The purpose of this study was to compare the amount of total milk intake, feeding time, sucking efficiency, heart rate (HR), respiratory rate (RR), and oxygen saturation (SpO2) of premature infants when fed with either signal-hole or cross-cut nipple units. Twenty stable infants admitted to a level II nursery in a tertiary care center with gestational ages averaging 32.2 ± 3.2 wks were enrolled. Subjects had an average postmenstrual age of 34.1 ± 1.6 wks, and average body weight of 1996 ± 112 gm. A crossover design was used and infants were observed for two consecutive meals separated by a four-hour interval. They were bottle fed with equal feeding amounts using a single-hole and cross-cut nipple administered in random order. Results showed that infants fed with single-hole nipple units took more milk (57.5 ± 8.3 ml vs. 51.6 ± 9.5 ml, p = ․011), had a shorter feeding time per meal (11.5 ± 4.9 min vs. 20.9 ± 5.0 min, p <․001), and sucked more efficiently (5.8 ± 2.5 ml/min vs. 2.7 ± 1.0 ml/min, p < ․001) compared to those fed through cross-cut nipples. Infants using cross-cut nipple units had a higher RR (44.4 ± 4.6 breaths/minutes vs. 40.8 ± 4.9 breaths/minutes, p = ․002) and SpO2 (96.1 ± 1.4% vs. 94.6 ± 3.2%, p = ․044) than those using single-hole nipples. Oxygen desaturation (SpO2 < 90% and lasting for longer than 20 sec) and bradycardia were not recorded in either group of infants during feeding. Compared to using cross-cut nipple units, premature infants using single-hole nipple units take more milk and tend to tolerate feedings better.
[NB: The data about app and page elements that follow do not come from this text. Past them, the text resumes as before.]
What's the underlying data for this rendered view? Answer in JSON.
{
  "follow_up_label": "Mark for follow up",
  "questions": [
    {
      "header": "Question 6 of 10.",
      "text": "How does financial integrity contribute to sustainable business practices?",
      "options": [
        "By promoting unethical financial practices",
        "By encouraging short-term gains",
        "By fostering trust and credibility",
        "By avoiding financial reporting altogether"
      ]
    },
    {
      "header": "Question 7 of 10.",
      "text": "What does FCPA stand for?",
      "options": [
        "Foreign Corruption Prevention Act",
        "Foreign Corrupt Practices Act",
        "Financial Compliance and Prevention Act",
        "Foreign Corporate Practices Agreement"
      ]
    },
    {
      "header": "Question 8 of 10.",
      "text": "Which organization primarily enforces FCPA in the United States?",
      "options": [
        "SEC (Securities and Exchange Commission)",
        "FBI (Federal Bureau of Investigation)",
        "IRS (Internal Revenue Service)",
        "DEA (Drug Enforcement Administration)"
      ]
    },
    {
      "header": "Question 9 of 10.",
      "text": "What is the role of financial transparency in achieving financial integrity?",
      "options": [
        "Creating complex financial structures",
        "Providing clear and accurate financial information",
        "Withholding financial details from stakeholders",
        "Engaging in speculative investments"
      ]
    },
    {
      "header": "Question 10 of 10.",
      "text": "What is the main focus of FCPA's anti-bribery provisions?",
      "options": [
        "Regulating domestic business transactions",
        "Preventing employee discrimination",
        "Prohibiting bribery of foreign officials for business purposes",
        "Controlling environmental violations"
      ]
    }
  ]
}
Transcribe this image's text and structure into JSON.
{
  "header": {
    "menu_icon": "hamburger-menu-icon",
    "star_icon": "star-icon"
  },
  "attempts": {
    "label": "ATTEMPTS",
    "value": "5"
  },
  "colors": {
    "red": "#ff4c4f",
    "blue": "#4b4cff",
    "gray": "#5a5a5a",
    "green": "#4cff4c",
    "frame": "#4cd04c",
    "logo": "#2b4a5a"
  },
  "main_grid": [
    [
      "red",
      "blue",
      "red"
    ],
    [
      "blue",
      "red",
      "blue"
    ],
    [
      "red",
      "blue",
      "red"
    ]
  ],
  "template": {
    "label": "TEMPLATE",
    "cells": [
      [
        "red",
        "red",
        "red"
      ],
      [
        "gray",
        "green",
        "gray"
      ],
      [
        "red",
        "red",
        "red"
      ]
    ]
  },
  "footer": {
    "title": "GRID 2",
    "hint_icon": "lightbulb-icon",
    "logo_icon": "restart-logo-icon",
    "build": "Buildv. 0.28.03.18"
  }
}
A single-hole nipple may be a choice for physiologically stable bottle-fed premature infants.
|Number of pages||9|
|Journal||Journal of Nursing Research|
|Publication status||Published - 2007|
All Science Journal Classification (ASJC) codes